What do we hope to achieve?
We are a small group of local residents who have come together from different directions and meet informally (we don’t have resolutions, memberships etc) with a common purpose of promoting true accountability within councils.
Sketch biographies are attached
We hope to initiate a culture change within local government in Whangarei; to highlight principles such as the accountability of elected representatives to electors rather than specific issues (of which there are many!).
We hope to impress upon councillors that they can achieve positive outcomes by involving residents in the early stages of decision making and that they should consider referenda as a means of gauging public opinion before undertaking major discretionary projects.
And we want to encourage the two way flow of real information rather than the stream of PR “spin” which emanates from councils.
We are not affiliated to any political party or organisation.
We are not motivated by any religious persuasion.
We are not bound by rules - we can, and do, act independently.
We do not support or oppose any particular councillor - we hope that all councillors will consider the points that we make and will take them on board to the benefit of all.
In the past few years the nature of councils’ interaction with their residents and ratepayers has undergone fundamental change due, in part, to the provisions of the Local Government Act 2002. This act has given councils licence to undertake a range of activities previously not available to them.
Councils have embraced these extra opportunities to become involved in a series of “commercial” undertakings which have resulted in extensive costs to ratepayers without their being consulted until the projects have effectively become a fait accompli.
While not wishing to deny councils these opportunities we believe that they must exercise a more effective consultation process to interact with ratepayers at the early stages of projects.

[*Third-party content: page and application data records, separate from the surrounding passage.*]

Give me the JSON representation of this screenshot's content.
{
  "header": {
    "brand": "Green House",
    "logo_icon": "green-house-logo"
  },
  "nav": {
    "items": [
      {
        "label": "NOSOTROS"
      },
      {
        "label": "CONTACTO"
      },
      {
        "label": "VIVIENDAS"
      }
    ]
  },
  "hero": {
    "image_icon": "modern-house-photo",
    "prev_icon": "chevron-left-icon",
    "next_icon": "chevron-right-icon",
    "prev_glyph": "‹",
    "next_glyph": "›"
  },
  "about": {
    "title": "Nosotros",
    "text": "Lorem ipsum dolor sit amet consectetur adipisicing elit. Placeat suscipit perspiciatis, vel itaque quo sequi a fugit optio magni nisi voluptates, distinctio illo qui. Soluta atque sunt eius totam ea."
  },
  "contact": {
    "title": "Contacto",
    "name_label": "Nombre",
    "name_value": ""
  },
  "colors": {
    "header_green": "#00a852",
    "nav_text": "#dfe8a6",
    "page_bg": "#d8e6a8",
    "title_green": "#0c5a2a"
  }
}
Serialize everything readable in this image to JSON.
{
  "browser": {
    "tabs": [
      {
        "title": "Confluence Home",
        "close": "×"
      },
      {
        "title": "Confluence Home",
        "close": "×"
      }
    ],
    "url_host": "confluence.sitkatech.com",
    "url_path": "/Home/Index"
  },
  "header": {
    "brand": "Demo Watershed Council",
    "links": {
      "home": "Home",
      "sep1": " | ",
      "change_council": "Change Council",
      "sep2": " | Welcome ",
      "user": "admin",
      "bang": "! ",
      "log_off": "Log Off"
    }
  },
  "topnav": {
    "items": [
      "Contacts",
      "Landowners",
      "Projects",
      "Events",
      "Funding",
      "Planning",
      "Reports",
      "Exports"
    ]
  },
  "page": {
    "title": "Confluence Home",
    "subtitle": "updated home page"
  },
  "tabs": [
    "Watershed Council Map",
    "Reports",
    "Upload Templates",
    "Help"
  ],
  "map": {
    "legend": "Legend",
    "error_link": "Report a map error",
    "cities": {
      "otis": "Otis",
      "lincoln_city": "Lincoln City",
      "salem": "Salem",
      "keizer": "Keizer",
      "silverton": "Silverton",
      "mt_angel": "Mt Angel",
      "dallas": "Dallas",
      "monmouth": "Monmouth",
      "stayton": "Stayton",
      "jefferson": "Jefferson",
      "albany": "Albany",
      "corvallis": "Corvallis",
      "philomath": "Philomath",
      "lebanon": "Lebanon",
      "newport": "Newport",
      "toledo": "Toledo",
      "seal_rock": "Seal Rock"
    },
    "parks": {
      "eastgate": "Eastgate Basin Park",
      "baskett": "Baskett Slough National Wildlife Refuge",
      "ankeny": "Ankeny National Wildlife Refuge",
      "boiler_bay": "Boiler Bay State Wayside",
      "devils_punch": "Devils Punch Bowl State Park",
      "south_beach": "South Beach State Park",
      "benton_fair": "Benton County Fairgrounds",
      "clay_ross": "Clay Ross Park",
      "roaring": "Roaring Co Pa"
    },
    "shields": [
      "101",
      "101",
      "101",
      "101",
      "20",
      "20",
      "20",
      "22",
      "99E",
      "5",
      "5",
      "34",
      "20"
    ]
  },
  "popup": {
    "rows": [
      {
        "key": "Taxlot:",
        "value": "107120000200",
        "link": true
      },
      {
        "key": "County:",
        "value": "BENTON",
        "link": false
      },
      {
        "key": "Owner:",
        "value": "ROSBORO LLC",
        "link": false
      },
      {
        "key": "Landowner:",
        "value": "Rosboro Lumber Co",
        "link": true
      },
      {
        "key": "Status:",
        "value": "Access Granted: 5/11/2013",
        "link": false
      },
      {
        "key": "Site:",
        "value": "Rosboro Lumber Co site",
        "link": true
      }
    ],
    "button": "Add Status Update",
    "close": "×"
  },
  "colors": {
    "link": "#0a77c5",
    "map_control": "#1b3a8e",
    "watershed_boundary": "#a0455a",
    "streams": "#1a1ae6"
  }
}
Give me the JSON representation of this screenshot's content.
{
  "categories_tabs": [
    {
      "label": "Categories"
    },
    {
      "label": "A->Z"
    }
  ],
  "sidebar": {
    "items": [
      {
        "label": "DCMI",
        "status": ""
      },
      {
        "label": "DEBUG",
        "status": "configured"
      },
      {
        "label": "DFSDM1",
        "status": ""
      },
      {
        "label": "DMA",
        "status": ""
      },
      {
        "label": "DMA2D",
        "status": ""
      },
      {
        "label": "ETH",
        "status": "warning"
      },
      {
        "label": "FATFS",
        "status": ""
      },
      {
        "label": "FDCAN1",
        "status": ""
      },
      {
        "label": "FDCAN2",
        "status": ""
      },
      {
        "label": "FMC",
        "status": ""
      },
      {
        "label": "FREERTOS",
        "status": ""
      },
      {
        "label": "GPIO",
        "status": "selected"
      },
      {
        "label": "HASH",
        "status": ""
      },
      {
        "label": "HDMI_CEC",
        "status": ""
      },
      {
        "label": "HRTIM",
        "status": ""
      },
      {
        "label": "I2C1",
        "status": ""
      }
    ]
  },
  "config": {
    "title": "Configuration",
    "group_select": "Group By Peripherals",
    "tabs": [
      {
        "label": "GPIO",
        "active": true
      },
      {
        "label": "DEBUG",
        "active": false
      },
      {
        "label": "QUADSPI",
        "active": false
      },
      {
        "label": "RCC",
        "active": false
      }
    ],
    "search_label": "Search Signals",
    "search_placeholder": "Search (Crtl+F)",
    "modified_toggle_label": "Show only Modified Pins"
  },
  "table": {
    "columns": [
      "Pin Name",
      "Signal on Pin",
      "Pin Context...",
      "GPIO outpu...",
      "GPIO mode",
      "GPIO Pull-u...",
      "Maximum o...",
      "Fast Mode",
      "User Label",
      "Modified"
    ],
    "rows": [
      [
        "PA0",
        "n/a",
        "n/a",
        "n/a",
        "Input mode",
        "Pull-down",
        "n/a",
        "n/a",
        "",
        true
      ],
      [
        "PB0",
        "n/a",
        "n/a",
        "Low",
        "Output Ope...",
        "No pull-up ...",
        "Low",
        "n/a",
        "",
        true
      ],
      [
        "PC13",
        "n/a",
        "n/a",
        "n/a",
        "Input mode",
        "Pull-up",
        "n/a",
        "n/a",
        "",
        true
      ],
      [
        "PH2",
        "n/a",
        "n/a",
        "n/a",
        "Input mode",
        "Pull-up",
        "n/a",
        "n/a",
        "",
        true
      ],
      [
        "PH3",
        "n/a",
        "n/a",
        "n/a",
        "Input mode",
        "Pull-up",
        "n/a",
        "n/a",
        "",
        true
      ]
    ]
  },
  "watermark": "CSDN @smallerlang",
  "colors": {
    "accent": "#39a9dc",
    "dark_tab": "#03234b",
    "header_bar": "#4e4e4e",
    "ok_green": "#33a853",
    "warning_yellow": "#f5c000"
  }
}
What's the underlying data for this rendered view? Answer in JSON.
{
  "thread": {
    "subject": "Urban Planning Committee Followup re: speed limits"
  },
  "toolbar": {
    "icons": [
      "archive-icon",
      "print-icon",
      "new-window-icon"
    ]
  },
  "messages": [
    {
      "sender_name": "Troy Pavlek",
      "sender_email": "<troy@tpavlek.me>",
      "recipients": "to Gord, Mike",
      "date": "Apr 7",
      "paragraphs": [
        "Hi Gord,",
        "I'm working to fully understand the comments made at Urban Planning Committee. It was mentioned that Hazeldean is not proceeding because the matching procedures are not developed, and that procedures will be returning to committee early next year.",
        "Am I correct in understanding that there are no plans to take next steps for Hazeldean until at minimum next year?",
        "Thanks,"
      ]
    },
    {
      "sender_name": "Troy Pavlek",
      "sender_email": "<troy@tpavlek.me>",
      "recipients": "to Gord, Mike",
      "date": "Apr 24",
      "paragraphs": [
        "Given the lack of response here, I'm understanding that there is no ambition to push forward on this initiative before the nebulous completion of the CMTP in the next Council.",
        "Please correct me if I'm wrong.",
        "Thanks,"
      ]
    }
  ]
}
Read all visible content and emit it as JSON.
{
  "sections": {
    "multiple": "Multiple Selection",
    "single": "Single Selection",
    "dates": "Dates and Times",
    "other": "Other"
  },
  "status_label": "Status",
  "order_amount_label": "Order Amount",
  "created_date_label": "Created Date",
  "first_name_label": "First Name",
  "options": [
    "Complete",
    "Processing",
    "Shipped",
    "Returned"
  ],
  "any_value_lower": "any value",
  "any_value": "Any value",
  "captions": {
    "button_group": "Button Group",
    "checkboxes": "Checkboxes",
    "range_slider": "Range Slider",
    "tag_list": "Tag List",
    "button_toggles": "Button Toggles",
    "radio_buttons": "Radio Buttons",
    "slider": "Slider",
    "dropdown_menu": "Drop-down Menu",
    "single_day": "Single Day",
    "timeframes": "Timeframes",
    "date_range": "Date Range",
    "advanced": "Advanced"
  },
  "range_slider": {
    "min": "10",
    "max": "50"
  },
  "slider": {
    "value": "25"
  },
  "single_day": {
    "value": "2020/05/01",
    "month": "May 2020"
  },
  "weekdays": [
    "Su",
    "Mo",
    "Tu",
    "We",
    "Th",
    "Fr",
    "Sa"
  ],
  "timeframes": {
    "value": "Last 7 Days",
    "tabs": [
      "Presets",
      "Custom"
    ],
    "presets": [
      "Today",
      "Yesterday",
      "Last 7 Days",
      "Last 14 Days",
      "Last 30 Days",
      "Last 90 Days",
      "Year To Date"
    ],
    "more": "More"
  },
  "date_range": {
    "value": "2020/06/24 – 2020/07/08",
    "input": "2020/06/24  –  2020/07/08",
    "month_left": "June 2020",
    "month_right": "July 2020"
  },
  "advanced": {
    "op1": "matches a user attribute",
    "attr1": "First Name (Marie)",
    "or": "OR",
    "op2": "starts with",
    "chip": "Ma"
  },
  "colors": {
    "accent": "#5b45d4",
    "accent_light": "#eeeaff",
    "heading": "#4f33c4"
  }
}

This increased activity has been matched by an increase in PR “spin”, which has been used as a substitute for genuine two way communication.